╭──

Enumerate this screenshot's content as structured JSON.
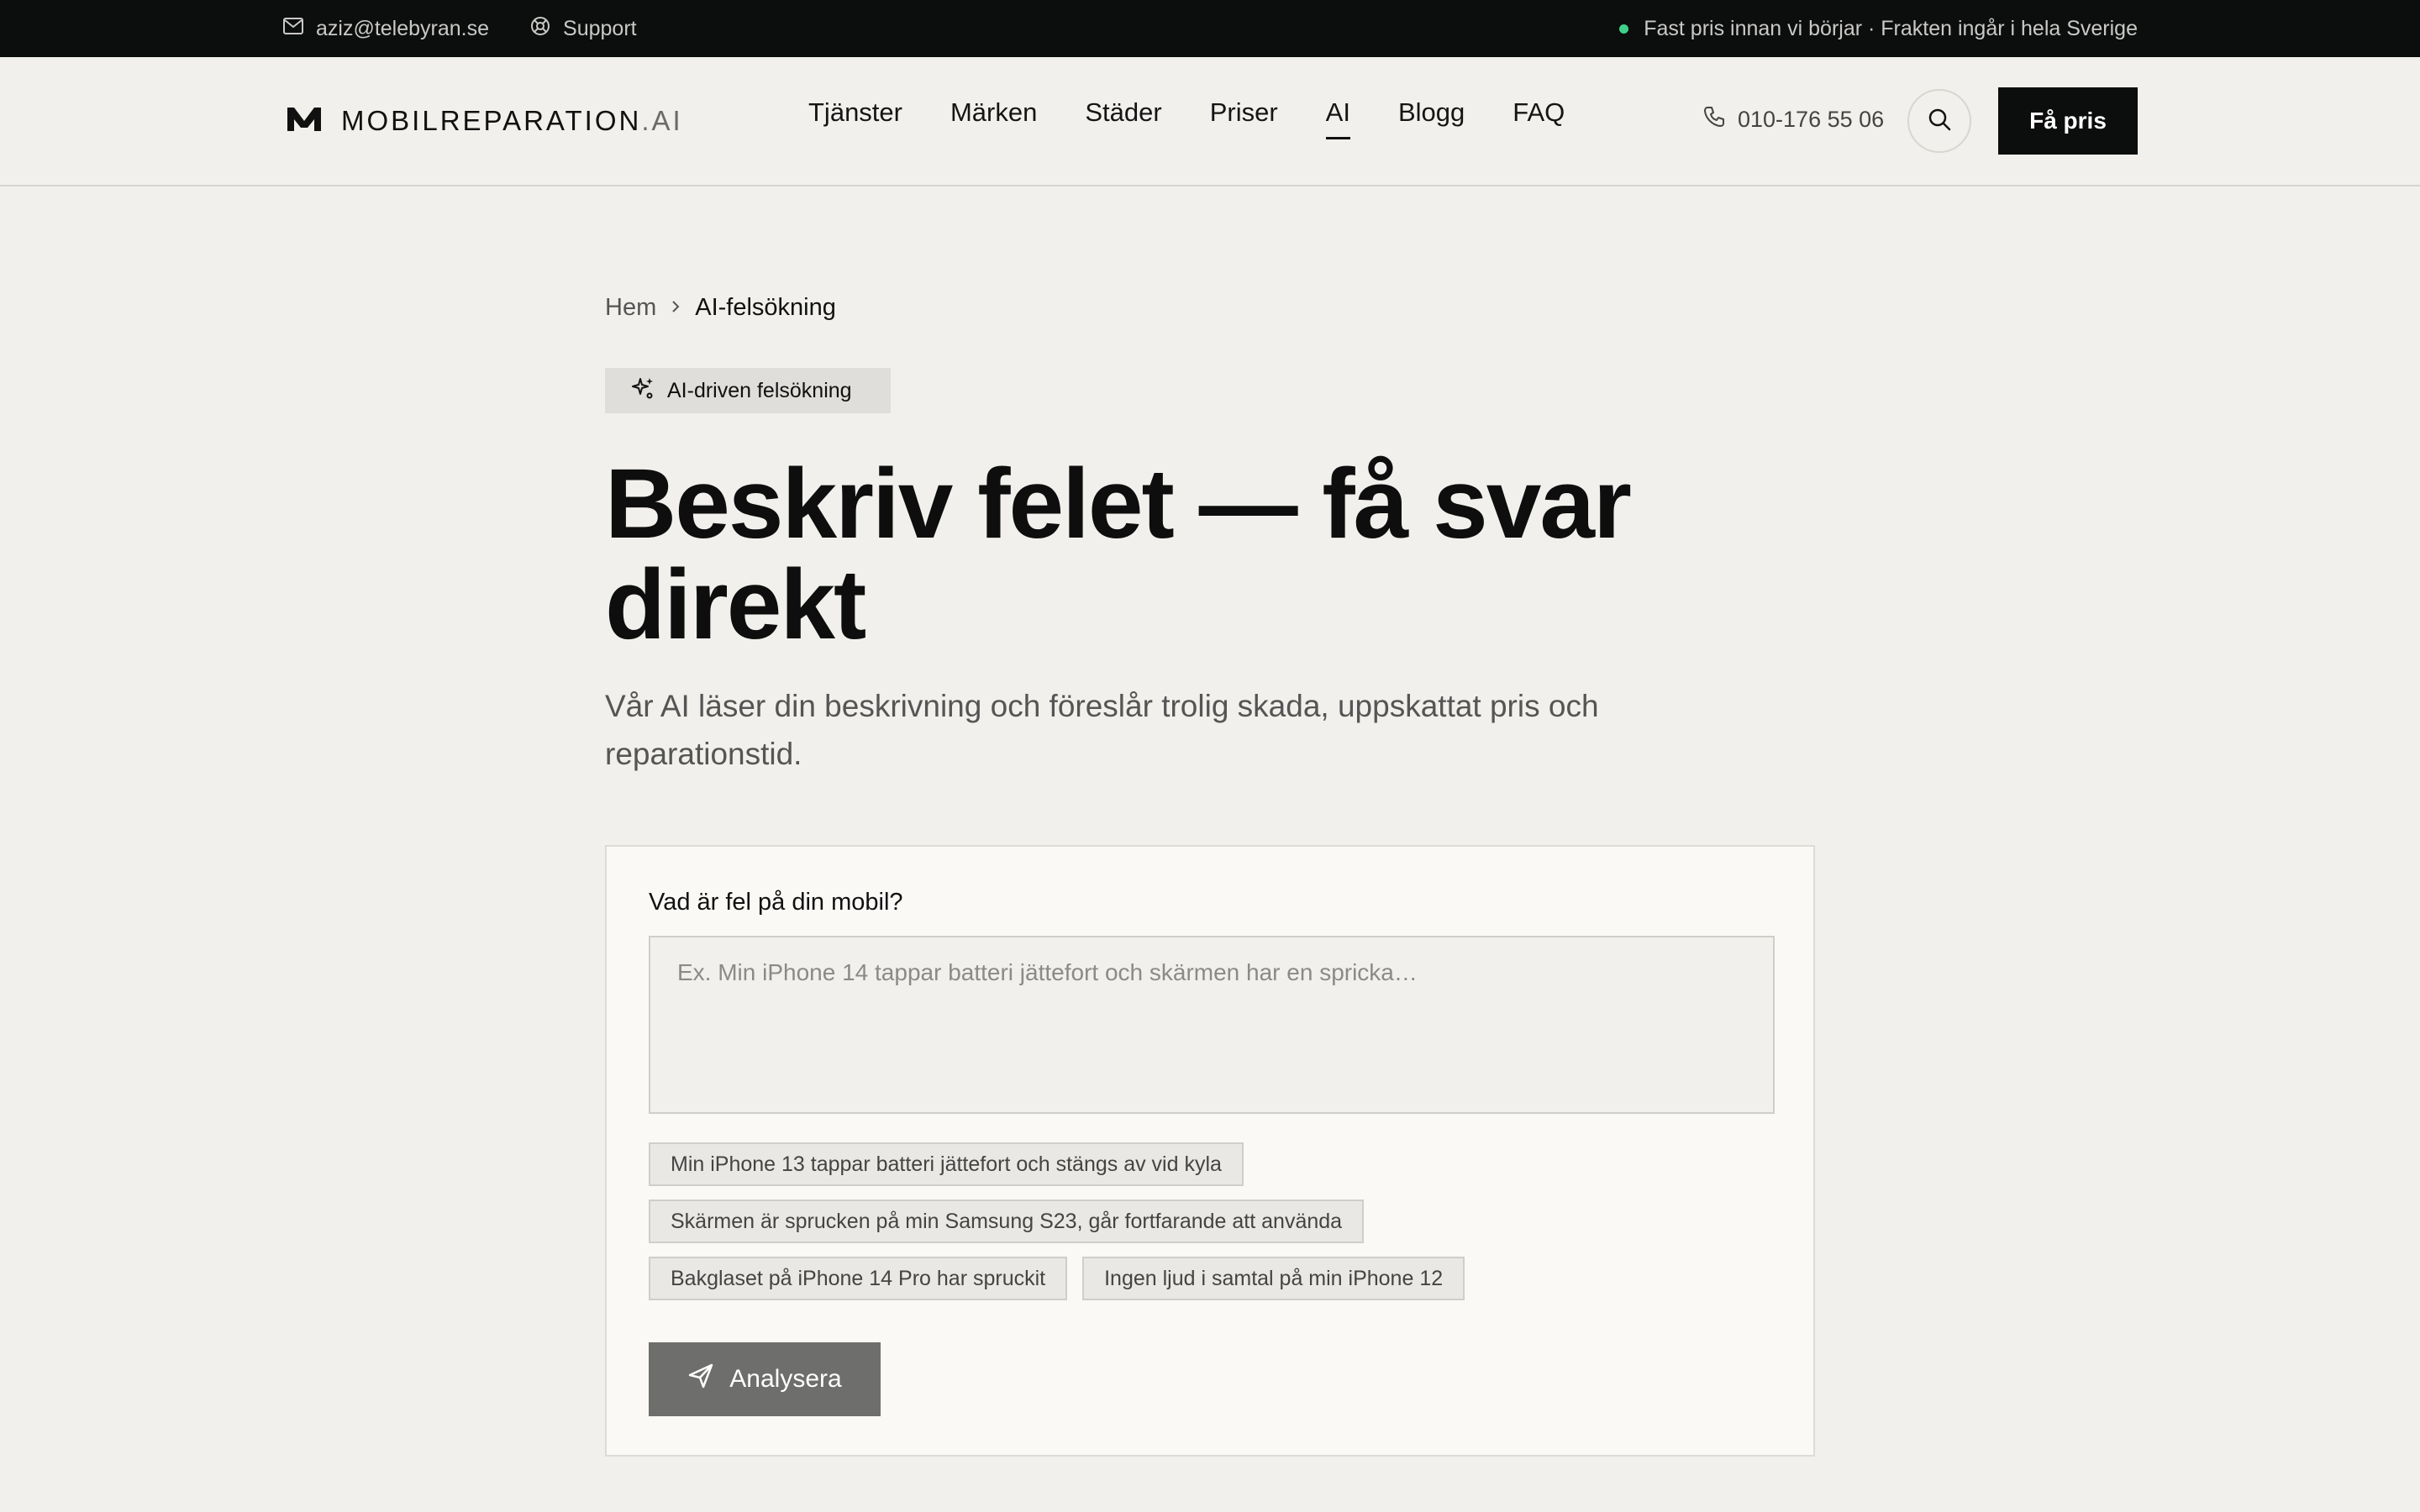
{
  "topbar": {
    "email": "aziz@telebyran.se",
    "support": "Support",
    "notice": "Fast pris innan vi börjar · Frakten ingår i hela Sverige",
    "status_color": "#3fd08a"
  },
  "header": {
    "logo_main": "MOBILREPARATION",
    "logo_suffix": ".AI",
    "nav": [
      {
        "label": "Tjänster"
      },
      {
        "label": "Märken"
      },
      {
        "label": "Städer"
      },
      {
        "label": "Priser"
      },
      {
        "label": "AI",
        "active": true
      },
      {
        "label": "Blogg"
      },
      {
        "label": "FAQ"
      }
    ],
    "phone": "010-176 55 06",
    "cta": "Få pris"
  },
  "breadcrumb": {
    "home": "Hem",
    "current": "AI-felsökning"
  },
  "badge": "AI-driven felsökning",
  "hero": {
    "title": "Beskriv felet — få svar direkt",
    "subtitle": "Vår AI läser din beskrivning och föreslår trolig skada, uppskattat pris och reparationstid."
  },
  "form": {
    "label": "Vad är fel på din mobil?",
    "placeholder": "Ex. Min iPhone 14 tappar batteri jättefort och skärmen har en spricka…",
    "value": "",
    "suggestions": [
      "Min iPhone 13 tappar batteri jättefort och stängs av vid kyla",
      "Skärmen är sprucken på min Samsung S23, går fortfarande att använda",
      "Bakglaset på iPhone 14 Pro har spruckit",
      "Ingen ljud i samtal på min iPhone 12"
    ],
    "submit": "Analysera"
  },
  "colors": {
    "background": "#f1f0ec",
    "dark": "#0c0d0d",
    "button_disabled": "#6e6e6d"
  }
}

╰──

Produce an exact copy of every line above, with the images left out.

### Output
Enumerate this screenshot's content as structured JSON.
{
  "topbar": {
    "email": "aziz@telebyran.se",
    "support": "Support",
    "notice": "Fast pris innan vi börjar · Frakten ingår i hela Sverige",
    "status_color": "#3fd08a"
  },
  "header": {
    "logo_main": "MOBILREPARATION",
    "logo_suffix": ".AI",
    "nav": [
      {
        "label": "Tjänster"
      },
      {
        "label": "Märken"
      },
      {
        "label": "Städer"
      },
      {
        "label": "Priser"
      },
      {
        "label": "AI",
        "active": true
      },
      {
        "label": "Blogg"
      },
      {
        "label": "FAQ"
      }
    ],
    "phone": "010-176 55 06",
    "cta": "Få pris"
  },
  "breadcrumb": {
    "home": "Hem",
    "current": "AI-felsökning"
  },
  "badge": "AI-driven felsökning",
  "hero": {
    "title": "Beskriv felet — få svar direkt",
    "subtitle": "Vår AI läser din beskrivning och föreslår trolig skada, uppskattat pris och reparationstid."
  },
  "form": {
    "label": "Vad är fel på din mobil?",
    "placeholder": "Ex. Min iPhone 14 tappar batteri jättefort och skärmen har en spricka…",
    "value": "",
    "suggestions": [
      "Min iPhone 13 tappar batteri jättefort och stängs av vid kyla",
      "Skärmen är sprucken på min Samsung S23, går fortfarande att använda",
      "Bakglaset på iPhone 14 Pro har spruckit",
      "Ingen ljud i samtal på min iPhone 12"
    ],
    "submit": "Analysera"
  },
  "colors": {
    "background": "#f1f0ec",
    "dark": "#0c0d0d",
    "button_disabled": "#6e6e6d"
  }
}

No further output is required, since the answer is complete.